ABOUT THIS TASK:
Every line below should be duplicated exactly.
----- INFORMATION SHOWN -----
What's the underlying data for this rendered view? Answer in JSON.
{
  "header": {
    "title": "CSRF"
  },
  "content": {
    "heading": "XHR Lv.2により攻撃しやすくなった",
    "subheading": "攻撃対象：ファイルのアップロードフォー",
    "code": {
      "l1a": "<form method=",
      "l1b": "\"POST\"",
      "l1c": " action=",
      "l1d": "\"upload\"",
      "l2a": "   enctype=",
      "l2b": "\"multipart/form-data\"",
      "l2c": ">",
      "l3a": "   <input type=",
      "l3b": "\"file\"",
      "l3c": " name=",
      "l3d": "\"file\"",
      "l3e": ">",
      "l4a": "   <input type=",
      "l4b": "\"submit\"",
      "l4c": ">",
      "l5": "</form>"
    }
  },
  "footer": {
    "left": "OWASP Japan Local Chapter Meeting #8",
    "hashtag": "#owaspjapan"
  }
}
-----
RESULT OF THE EXERCISE:
What's the underlying data for this rendered view? Answer in JSON.
{
  "header": {
    "title": "CSRF"
  },
  "content": {
    "heading": "XHR Lv.2により攻撃しやすくなった",
    "subheading": "攻撃対象：ファイルのアップロードフォー",
    "code": {
      "l1a": "<form method=",
      "l1b": "\"POST\"",
      "l1c": " action=",
      "l1d": "\"upload\"",
      "l2a": "   enctype=",
      "l2b": "\"multipart/form-data\"",
      "l2c": ">",
      "l3a": "   <input type=",
      "l3b": "\"file\"",
      "l3c": " name=",
      "l3d": "\"file\"",
      "l3e": ">",
      "l4a": "   <input type=",
      "l4b": "\"submit\"",
      "l4c": ">",
      "l5": "</form>"
    }
  },
  "footer": {
    "left": "OWASP Japan Local Chapter Meeting #8",
    "hashtag": "#owaspjapan"
  }
}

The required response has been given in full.